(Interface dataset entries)
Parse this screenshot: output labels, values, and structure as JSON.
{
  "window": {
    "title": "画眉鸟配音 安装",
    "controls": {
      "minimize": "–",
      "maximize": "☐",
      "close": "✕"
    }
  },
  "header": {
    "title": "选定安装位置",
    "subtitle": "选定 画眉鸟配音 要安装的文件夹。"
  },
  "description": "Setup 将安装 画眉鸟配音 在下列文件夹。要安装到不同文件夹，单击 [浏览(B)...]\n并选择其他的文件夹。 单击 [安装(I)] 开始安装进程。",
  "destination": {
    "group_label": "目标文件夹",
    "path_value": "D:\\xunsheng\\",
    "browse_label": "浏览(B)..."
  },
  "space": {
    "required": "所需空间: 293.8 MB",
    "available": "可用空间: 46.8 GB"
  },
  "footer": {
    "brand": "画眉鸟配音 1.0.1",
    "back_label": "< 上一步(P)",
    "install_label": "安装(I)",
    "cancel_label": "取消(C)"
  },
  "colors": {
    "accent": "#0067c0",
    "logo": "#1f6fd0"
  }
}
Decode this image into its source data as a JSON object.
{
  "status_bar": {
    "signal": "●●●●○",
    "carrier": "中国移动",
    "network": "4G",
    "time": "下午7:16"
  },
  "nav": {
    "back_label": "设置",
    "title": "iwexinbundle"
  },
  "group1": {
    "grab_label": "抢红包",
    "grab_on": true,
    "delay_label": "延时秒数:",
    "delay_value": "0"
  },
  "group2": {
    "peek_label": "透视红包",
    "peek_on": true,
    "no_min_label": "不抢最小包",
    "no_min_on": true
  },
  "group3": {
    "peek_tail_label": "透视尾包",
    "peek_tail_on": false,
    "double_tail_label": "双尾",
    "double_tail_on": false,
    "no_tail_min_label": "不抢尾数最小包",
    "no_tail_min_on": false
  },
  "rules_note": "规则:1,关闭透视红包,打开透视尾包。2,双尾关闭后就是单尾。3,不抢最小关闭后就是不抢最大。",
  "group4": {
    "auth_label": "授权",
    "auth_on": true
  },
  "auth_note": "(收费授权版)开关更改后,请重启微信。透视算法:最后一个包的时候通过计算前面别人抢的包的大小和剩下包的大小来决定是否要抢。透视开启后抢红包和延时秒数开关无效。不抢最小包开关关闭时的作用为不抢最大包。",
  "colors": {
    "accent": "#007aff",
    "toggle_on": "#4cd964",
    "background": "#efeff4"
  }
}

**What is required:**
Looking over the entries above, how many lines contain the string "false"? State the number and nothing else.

**Task result:**
3